Supplied material START
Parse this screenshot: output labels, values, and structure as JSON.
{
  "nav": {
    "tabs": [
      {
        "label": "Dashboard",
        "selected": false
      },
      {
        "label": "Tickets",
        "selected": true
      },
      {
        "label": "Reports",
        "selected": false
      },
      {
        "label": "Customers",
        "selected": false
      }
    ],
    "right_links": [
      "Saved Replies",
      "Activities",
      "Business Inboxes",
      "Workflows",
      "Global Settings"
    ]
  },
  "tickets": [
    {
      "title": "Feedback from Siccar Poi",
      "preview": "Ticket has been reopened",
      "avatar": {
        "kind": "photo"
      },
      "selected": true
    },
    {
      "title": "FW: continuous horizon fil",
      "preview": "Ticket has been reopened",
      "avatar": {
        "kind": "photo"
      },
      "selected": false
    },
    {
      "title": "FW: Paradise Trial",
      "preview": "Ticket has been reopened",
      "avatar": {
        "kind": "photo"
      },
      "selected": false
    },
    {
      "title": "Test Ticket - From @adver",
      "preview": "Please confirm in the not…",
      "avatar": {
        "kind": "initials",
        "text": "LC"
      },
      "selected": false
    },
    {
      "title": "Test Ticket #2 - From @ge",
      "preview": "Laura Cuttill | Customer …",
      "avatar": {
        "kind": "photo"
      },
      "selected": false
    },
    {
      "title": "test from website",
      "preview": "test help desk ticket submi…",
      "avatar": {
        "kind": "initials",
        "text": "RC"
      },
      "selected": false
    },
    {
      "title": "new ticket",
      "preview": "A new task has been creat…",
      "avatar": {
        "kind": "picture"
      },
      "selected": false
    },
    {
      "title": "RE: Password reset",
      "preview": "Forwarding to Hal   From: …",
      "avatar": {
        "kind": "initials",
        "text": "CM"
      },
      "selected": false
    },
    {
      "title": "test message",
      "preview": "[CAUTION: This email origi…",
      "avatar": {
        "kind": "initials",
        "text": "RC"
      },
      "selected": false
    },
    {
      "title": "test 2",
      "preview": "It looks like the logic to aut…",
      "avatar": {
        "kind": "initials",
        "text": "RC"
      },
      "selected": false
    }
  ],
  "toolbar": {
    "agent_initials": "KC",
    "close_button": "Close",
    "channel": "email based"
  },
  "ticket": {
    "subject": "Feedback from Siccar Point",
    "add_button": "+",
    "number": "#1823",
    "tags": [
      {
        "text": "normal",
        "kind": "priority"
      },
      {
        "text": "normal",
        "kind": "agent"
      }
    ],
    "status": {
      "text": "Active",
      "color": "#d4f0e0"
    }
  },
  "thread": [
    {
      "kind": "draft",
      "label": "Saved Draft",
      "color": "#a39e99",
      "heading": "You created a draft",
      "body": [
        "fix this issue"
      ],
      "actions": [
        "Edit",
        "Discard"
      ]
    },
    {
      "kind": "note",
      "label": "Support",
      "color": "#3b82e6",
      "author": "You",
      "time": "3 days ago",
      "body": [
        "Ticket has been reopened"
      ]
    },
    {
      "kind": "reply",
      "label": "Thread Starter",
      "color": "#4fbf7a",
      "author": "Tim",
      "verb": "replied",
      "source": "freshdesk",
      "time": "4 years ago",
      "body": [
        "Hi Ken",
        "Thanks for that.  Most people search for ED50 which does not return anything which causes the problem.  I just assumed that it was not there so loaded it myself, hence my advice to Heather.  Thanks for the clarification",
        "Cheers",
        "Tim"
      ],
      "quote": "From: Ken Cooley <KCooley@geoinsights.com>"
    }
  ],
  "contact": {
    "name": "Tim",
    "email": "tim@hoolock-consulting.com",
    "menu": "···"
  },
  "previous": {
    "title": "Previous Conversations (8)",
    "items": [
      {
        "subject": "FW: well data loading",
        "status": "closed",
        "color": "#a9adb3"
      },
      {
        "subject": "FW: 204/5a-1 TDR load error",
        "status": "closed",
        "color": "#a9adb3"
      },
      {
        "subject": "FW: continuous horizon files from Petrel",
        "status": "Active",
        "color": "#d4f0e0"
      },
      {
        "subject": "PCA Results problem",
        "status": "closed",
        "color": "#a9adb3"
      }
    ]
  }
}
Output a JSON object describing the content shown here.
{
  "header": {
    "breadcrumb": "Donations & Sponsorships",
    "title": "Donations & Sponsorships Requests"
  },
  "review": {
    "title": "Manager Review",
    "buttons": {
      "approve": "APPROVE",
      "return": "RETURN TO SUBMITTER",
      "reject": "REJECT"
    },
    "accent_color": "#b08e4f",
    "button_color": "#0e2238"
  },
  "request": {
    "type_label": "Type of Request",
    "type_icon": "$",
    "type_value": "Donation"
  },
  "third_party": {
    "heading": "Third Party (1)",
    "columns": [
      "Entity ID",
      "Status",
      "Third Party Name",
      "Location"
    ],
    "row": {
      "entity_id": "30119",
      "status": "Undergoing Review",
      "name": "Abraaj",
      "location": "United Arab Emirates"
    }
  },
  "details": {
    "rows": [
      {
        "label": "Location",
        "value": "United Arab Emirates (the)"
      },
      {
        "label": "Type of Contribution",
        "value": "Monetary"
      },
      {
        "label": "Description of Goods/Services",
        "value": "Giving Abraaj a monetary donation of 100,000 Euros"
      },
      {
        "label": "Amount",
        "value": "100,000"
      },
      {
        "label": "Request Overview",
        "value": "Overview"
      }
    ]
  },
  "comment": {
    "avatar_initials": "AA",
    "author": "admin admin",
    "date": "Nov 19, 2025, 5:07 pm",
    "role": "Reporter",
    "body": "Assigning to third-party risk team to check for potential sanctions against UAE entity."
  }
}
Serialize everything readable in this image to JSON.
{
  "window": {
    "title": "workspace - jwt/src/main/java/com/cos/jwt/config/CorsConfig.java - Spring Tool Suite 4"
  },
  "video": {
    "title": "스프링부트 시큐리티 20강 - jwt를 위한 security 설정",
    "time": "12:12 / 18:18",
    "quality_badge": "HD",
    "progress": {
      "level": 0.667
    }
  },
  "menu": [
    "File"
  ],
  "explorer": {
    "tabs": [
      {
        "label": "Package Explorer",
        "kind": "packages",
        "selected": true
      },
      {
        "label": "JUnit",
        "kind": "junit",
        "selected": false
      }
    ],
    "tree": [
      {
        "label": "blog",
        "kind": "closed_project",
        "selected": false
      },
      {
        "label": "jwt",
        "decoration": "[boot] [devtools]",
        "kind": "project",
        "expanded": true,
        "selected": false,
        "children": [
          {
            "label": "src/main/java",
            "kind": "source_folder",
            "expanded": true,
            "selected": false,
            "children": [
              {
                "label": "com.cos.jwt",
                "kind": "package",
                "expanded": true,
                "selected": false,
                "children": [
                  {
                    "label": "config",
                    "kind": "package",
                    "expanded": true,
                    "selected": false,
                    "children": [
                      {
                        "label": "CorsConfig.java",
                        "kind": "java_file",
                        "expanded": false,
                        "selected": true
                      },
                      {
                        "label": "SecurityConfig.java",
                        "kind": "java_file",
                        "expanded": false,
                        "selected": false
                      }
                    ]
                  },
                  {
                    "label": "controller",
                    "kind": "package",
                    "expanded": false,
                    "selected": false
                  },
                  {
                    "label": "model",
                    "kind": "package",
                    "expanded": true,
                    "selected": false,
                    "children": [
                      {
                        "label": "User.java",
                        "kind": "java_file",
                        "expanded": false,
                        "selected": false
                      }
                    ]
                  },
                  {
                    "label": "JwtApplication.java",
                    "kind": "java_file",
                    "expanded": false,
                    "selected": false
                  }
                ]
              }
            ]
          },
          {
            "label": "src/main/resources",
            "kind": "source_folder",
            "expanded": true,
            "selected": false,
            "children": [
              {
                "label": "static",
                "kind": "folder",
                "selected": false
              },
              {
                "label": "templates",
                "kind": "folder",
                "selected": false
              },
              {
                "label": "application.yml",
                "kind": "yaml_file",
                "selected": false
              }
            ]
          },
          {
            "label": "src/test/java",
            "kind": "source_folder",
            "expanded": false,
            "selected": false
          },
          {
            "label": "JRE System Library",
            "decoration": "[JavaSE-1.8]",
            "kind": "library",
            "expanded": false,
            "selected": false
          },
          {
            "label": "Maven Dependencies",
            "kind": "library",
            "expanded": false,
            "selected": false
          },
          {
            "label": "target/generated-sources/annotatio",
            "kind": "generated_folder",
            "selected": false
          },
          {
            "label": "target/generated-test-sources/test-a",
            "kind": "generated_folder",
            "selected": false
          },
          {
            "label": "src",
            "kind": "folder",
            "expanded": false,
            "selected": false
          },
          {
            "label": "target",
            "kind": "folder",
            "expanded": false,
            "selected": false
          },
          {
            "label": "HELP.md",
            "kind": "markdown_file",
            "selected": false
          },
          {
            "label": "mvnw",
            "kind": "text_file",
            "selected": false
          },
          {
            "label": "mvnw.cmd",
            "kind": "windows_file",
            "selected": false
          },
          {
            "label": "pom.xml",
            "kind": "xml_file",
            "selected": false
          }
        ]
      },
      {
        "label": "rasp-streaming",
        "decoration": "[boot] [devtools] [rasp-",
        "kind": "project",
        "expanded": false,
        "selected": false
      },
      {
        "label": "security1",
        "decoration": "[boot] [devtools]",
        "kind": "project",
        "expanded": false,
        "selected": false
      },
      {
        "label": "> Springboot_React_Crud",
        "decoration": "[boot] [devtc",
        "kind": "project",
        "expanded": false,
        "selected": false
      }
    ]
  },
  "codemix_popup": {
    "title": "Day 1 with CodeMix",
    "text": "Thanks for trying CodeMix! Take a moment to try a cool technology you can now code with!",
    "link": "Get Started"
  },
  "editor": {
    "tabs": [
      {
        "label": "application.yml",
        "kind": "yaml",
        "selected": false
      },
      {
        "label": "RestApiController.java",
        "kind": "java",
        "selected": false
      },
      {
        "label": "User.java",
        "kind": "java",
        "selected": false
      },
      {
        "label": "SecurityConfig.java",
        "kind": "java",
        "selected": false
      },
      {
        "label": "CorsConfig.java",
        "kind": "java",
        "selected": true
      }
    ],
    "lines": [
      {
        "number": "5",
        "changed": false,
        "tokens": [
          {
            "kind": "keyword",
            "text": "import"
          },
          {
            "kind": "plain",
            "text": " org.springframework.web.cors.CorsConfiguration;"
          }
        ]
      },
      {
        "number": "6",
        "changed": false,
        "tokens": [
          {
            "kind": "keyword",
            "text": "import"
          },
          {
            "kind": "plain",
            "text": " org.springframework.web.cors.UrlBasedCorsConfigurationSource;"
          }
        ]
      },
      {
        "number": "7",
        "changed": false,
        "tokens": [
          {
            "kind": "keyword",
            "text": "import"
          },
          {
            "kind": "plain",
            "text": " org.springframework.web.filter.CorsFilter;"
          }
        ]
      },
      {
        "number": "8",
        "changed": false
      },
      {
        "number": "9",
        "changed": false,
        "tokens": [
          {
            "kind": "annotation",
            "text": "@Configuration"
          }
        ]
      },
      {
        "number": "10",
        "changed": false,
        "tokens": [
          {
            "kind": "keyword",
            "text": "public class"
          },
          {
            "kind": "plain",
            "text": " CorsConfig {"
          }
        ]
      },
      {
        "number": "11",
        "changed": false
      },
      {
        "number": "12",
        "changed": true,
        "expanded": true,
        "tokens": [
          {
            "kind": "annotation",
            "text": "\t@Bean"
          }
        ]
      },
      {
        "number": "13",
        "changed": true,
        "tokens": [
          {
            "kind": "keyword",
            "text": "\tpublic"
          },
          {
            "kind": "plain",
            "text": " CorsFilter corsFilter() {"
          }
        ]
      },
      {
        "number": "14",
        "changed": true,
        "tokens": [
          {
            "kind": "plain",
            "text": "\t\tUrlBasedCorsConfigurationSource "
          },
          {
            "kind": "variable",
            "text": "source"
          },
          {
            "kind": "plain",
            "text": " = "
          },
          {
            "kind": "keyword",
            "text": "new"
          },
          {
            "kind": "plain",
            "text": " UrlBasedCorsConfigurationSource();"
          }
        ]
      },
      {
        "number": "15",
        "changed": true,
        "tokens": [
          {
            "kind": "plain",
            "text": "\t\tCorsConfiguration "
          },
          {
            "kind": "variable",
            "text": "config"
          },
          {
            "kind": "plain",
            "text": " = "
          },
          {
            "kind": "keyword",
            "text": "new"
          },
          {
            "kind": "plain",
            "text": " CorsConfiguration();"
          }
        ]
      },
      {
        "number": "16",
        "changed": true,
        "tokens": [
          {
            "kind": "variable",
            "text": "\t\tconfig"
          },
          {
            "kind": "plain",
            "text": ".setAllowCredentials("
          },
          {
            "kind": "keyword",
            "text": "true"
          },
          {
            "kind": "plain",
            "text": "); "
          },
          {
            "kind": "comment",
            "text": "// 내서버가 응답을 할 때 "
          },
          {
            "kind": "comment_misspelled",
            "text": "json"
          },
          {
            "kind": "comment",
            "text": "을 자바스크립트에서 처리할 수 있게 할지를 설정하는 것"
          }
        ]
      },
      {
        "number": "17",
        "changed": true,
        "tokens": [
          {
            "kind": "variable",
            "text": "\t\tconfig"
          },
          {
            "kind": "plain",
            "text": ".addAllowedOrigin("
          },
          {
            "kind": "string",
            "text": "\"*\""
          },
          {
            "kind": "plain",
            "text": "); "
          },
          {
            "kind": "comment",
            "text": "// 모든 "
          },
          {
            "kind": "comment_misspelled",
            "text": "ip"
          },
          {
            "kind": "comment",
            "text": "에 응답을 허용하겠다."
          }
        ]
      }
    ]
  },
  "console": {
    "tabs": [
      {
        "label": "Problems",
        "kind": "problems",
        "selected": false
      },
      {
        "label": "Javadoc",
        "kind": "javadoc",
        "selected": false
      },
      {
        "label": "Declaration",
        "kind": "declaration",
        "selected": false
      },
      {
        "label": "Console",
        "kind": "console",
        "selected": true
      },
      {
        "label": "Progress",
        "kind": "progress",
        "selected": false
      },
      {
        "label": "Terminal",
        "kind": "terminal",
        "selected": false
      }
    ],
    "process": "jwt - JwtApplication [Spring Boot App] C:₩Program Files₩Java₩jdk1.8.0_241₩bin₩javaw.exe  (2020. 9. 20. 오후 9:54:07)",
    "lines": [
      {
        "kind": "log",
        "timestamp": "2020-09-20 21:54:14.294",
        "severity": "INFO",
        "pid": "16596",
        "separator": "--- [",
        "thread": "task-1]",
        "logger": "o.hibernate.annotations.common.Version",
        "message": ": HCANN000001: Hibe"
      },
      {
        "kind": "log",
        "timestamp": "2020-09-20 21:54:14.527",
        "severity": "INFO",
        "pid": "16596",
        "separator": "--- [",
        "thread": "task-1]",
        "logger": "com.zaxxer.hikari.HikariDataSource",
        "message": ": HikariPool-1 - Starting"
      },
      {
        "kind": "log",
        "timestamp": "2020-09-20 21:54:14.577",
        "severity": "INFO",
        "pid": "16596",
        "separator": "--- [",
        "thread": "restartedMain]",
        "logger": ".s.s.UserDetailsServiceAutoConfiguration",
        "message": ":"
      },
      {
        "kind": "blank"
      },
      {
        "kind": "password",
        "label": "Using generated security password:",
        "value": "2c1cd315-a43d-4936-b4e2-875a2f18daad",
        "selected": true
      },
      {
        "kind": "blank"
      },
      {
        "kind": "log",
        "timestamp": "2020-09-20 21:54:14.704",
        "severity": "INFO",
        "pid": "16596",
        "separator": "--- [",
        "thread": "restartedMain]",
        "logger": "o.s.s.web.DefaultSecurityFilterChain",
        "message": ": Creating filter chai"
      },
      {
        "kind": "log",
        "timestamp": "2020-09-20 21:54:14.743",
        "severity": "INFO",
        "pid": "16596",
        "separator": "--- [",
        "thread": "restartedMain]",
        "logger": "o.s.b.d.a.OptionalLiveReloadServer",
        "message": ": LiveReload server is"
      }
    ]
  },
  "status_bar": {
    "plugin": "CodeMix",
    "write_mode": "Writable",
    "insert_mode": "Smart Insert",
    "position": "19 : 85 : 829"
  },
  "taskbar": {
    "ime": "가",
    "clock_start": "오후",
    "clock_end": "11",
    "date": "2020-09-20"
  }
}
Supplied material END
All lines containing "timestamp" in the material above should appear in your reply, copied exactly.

## [Problem solution]
        "timestamp": "2020-09-20 21:54:14.294",
        "timestamp": "2020-09-20 21:54:14.527",
        "timestamp": "2020-09-20 21:54:14.577",
        "timestamp": "2020-09-20 21:54:14.704",
        "timestamp": "2020-09-20 21:54:14.743",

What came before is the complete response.